It is amazing how quickly and pervasively so much can change. Going to the grocery store has become an unnerving and frightening experience. Who can tell which bodies moving past me have already been hijacked by the insidious invading army of creatures of death?
Rather than rushing about through traffic and entertaining ourselves by shopping and going to restaurants, we are nestled and hopefully protected in our homes, surprisingly feeling more calm and centered than when we were jumping about in the world outside. Pollution is diminished; rush hour traffic is gone. Perhaps the world needed a pause from the frenzy of modern life?
Things are increasingly strange and bizarre. Toilet paper and Lysol spray have become scarce, highly valuable commodities. Many of my neighbors are sitting outside on their front porches, as if we have time traveled back to the 1940s. But one can't get too close. Having committed no crime, millions of us, often the most weak and vulnerable, are in forced solitary confinement.
Many are arguing that we should not go back to the way things were. Do all of us have to keep commuting to work? Increasingly we are connecting through our computer and communication technologies. I have been calling on the phone and Skyping with many of my friends, asking them how they are doing and what they think about the whole situation. Although secluded away I am talking with more people. Perhaps as world crises often provoke, we are evolving into something new and different, whether we want to or not? But what? Are we becoming even more cyborg-like, in which we interface and interact with physical and biological realities even more so through our machines? But online pornography is also on the rise. We desire even more, flesh to flesh contact, now that we can't shake hands or hug each other.
Perhaps we are also becoming more humanistic and grounded? Now deprived of many of our diversions, we are asking ourselves what is really important and valuable in our lives, both individually and collectively. Our minds have paused as well, having to reflect upon what are we doing here. Although there are multiple voices in the media--including an assortment of snake oil salesmen on TV--the world is not falling apart; we are uniting against a common enemy. We are in a war and there are many heroes coming forth, risking their lives.
Perhaps the world will finally unite; perhaps not; perhaps we will just continue to watch out for number one and barricade our minds against each other. But there is an "intelligent" living force that is attacking all of us. "The Martians have landed!"
Will science find an answer? Will our gadgets save us? Or will the solution come primarily from our character, our minds, and our hearts? "The future ain't what it used to be, and it never was." It is time to create a new tomorrow on the battlefield of earth.
There are countless engaging and enlightening science fiction disaster novels and stories. Starting from H. G. Wells' compelling classic narratives,
The World of the Worlds,
The War in the Air, and "The Star," a sample list of some of the best, chronically ordered, include:
- The Purple Cloud
- Darkness and Dawn
- The Poison Belt
- The Second Deluge
- When Worlds Collide
- Earth Abides
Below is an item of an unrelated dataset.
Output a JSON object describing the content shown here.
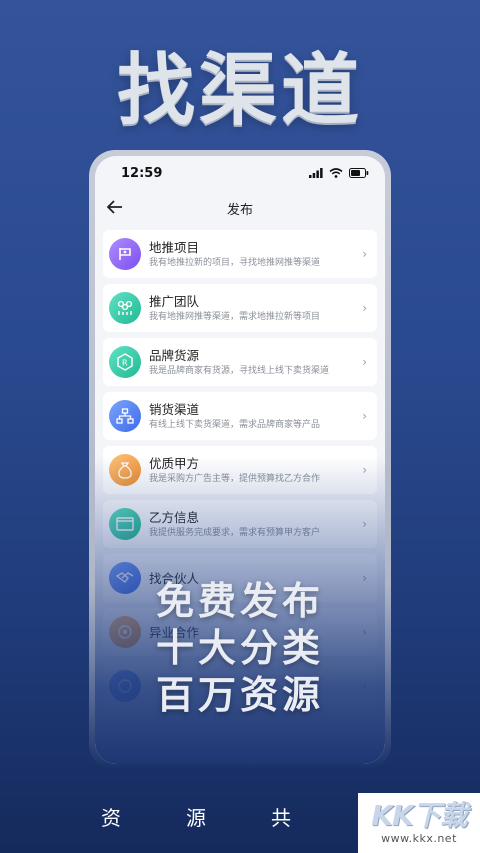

- The Day of the Triffids
- The Wanderer
- A Canticle for Leibowitz
- No Blade of Grass
- The Crystal World
- The Drowned World
- Alas, Babylon
- Lucifer's Hammer
- Doomsday Book
- Blood Music
and for a contemporary Chinese vision of invasion, disaster, super-science, and emerging wisdom read the wondrous The Three-Body Problem trilogy by Cixin Liu.